Creative Director Satit Kalawatavanich of Thai industrial design studio Propaganda talks with Habitus Magazine. This story from Andrea Miller in Habitus issue 01.
When you see the work of design studio Propaganda established by a grouo of advertising executives in 1994, you could be mistaken for assuming their quirky, everyday products come out of one of the world’s established design sities – Amsterdam or Berlin, or maybe, even London. But How about Bangkok?
Meet creative director Satit Kalawatavanich and product designer Ankul Assavaviboonpan, new faces of Thai design who sue humour in design as a weapon, and then export it to over 40 countries worldwide.
Q: Is Propaganda an unusual design studio for Thailand, or is Thai design less traditional these days?
A: Propaganda is not alone in Thailand, there are many contemporary design studio here but due to Propaganda’s growth and success, it seems we have come to represent Thailand in a global creative industry. Although Thailand’s design industry is changing, traditional design is still the country’s signature and has it’s foundation in cheap labour, crafts ad the use of natural materials like bamboo, Teak, straw, rattan. However, basic wages and our natural materials aren’t cheap anymore, and this is changing our design landscape.
Q: Why else is contemporary design gaining ground in Thailand?
A: City folk in Thailand are changing. There has been a lot of growth and development in our behaviour and attitude toward trends and fashion. In response, modern design in Thailand has improved in the past 10 years in many areas: fashion, product, furniture and interior design and architecture. We are moving forward and creating a new image for the country.
Q: Describe some of Propaganda’s most popular products.
A: We have over200 products, on e of our most successful product categories is a character we call Mr. P. This figure is deliberately quirky and naughty.. Asian consumers tend to love design that evokes an emotional response, so Mr,. P works well all over Asia. In fact he is loved in many markets around the world where design that creates a connection to human emotions is preferred over purely functional products. These markets seem to be growing, signaling a design trend. People want to feel a connection to things around them.
Q:Tradionally what are the major differences between how Asia and the West design products?
A: Design in Asia is still on its own path to discovery. We’re in a transition. I can only ay that our culture will play a major role in driving design here. Mumbai’s design, Shanghai’s design and Nagoya’s design all hold their own individual value in their unique roots. We need to find Thailand’s version of that and work out how to communicate it to the world trough materials and technology.

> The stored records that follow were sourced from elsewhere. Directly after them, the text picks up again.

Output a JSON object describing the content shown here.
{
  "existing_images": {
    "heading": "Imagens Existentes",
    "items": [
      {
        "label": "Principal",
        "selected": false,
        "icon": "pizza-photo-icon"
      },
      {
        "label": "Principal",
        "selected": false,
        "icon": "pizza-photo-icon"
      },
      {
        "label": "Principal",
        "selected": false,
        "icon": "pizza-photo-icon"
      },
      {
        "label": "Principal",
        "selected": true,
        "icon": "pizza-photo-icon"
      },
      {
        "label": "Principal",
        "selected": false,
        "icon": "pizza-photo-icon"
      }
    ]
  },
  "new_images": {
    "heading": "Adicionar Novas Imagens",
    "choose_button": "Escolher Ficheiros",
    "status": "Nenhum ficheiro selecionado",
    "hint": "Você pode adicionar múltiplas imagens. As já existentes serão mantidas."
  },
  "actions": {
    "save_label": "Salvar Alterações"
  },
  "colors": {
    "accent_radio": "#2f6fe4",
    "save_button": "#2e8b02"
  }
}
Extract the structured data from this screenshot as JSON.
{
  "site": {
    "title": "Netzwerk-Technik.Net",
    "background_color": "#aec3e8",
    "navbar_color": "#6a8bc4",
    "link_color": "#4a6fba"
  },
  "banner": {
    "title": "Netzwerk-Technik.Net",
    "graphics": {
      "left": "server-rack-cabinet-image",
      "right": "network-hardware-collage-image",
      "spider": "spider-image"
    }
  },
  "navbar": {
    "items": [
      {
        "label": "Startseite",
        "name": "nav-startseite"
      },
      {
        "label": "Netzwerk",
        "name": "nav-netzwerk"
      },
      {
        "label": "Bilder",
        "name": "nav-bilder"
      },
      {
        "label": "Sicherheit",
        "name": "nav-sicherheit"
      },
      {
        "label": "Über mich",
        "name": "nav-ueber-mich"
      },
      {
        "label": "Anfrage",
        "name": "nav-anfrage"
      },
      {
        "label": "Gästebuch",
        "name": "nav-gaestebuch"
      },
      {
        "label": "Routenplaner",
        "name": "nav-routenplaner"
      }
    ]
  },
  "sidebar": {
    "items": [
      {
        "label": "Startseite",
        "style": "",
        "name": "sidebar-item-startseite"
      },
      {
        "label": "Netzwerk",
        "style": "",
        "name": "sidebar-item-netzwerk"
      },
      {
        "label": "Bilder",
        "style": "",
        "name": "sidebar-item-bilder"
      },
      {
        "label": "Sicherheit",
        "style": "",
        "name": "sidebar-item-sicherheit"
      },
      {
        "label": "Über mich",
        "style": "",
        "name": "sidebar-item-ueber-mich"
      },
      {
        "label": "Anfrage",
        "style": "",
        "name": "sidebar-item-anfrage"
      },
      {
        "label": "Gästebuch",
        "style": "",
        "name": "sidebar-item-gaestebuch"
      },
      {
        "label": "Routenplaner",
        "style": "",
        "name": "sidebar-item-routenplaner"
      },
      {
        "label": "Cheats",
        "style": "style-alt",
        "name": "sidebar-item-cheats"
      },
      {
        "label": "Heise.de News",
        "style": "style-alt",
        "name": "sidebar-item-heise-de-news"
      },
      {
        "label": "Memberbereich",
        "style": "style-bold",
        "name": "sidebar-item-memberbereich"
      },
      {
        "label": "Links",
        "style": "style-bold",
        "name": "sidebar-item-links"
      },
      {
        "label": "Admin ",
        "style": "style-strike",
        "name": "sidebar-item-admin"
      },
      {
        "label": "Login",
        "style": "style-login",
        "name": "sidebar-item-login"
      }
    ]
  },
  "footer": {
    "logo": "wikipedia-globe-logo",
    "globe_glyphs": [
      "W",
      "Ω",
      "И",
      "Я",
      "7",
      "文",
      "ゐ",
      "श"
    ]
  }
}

For the full story get Habitus issue 01. Subscribe to Habitus here